(Beginning of SOURCE INFORMATION)

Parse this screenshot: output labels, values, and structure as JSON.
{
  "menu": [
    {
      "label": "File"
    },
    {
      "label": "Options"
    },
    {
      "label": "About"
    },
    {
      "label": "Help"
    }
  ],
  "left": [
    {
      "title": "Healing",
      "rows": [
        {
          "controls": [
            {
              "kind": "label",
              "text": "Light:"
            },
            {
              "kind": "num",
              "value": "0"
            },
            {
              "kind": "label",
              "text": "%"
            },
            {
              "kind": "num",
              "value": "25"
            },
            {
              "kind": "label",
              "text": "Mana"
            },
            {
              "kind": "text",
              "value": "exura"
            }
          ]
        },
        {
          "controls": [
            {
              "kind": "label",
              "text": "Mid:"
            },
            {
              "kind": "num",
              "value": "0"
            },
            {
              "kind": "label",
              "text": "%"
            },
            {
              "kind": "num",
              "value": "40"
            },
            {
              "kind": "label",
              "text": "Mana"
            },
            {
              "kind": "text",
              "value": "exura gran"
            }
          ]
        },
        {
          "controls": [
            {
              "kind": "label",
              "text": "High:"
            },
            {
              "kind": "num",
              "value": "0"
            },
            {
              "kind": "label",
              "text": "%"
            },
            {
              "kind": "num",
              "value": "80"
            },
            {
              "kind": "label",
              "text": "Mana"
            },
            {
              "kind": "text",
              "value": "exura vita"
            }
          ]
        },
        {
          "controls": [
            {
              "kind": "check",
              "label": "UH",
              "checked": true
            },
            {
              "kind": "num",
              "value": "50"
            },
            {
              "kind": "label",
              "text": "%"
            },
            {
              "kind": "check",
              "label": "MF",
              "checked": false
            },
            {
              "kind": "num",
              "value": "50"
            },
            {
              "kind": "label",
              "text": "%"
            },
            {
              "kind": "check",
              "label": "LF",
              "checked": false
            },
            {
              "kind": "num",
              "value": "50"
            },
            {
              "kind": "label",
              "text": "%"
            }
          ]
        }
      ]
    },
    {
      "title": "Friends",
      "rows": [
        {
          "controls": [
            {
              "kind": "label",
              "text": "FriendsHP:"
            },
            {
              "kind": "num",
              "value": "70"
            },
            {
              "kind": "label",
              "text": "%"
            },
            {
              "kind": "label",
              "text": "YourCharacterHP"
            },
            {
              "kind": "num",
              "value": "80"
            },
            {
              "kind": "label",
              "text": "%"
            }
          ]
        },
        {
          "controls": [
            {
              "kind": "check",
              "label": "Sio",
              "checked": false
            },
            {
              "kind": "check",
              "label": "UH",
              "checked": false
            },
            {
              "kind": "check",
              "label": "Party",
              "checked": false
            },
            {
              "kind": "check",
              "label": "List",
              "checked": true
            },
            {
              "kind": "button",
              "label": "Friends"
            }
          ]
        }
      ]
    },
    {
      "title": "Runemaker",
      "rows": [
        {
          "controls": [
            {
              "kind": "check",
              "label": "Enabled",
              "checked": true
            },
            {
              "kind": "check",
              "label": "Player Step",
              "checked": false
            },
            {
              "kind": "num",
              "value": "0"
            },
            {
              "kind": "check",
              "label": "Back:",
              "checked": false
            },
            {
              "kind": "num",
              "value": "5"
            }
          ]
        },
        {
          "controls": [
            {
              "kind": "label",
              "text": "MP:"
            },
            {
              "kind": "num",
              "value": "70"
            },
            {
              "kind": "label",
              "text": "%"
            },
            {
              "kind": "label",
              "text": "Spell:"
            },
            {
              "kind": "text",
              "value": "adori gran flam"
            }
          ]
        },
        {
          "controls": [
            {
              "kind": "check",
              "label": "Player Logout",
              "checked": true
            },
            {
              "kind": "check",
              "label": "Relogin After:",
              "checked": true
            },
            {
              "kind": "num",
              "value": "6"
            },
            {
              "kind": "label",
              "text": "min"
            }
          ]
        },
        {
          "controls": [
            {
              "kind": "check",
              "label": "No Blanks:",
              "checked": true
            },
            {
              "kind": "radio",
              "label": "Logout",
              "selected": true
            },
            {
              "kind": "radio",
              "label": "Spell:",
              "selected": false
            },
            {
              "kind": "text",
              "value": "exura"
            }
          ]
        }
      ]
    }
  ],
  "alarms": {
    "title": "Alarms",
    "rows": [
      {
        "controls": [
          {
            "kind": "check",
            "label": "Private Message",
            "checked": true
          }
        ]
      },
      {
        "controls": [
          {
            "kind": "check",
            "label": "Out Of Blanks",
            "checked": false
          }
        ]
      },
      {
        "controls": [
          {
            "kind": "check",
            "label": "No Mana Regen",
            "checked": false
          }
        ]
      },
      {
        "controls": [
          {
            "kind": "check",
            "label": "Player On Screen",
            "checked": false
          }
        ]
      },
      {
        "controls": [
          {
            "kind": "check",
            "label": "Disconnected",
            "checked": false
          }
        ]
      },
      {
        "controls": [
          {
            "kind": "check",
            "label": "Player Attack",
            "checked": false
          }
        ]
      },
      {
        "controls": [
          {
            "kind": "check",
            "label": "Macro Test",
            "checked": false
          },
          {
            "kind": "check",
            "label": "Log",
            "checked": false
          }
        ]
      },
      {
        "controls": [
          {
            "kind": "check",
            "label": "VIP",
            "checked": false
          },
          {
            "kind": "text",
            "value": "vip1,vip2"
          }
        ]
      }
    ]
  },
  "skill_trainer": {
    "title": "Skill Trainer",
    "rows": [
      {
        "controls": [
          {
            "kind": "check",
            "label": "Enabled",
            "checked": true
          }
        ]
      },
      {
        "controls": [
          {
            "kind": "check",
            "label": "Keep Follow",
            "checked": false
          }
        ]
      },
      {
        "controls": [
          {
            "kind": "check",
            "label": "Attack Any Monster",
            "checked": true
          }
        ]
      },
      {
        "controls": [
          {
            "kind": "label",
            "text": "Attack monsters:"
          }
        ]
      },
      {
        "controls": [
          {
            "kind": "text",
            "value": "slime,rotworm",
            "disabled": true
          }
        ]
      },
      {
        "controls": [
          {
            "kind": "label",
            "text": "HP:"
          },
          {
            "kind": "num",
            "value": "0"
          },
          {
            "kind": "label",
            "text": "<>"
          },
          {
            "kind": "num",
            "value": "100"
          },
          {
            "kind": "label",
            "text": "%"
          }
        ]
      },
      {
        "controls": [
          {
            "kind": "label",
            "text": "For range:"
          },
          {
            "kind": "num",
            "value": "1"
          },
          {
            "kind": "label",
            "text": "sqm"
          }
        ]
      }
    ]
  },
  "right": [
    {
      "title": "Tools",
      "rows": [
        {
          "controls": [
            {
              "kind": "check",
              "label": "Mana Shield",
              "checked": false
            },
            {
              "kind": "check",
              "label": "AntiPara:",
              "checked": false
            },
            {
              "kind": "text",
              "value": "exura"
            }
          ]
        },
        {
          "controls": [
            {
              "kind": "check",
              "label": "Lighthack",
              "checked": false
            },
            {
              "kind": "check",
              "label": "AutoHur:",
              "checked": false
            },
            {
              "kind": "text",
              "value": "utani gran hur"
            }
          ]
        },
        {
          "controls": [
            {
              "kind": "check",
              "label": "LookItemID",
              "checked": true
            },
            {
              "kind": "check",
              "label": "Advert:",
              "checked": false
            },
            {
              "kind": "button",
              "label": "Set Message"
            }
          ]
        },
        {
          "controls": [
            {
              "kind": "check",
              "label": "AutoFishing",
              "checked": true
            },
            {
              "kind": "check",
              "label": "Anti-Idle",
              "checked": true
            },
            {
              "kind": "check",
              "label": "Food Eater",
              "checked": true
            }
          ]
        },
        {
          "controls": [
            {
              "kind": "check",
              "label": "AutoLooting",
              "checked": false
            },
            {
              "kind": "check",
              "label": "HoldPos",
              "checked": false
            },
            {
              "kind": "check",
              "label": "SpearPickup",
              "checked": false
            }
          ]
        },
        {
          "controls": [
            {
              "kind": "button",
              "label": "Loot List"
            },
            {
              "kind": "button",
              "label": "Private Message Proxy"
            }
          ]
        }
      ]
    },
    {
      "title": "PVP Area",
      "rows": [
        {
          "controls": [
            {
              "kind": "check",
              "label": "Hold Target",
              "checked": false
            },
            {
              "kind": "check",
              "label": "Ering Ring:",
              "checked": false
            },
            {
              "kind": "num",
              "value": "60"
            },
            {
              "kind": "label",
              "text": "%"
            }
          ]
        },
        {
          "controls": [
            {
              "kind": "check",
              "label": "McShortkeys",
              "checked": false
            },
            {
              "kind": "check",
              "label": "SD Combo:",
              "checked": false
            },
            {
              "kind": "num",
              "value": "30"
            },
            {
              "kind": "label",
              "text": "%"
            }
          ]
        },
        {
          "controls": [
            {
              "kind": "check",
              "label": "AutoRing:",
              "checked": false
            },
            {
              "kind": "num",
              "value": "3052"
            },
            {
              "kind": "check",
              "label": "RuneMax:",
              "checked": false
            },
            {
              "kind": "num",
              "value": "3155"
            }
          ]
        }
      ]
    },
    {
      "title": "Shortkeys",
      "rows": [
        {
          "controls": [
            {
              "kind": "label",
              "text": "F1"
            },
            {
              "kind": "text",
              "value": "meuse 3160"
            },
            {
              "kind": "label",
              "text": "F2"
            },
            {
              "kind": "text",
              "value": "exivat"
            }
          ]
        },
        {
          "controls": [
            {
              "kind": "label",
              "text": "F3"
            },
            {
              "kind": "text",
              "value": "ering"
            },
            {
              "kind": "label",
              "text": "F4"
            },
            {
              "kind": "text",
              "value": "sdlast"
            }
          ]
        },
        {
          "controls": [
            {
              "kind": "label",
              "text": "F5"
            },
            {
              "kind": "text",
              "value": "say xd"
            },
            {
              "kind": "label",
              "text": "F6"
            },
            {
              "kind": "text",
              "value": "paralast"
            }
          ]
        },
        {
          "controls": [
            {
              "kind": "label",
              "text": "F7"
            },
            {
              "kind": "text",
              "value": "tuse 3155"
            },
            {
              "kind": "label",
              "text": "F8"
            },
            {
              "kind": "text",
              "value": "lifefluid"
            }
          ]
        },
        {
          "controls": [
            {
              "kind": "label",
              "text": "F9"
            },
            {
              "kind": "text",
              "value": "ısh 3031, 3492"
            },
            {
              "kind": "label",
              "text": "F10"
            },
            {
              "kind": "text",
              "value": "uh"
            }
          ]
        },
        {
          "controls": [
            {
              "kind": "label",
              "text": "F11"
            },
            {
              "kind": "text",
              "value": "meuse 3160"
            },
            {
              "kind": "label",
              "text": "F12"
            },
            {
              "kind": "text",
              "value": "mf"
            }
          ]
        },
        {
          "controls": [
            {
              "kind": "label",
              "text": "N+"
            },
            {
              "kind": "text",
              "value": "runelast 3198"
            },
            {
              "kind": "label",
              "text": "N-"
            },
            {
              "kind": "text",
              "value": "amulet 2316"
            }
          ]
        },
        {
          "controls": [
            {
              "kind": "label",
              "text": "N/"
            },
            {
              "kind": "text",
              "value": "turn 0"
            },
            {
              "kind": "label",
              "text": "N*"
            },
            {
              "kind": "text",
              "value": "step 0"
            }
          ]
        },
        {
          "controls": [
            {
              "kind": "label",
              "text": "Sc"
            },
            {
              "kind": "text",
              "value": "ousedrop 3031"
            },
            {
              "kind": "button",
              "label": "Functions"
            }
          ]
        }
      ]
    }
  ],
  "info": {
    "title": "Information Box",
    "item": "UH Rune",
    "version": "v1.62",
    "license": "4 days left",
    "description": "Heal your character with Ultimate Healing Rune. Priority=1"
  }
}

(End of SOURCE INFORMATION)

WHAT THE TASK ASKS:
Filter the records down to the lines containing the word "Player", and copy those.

RESULT:
              "label": "Player Step",
              "label": "Player Logout",
            "label": "Player On Screen",
            "label": "Player Attack",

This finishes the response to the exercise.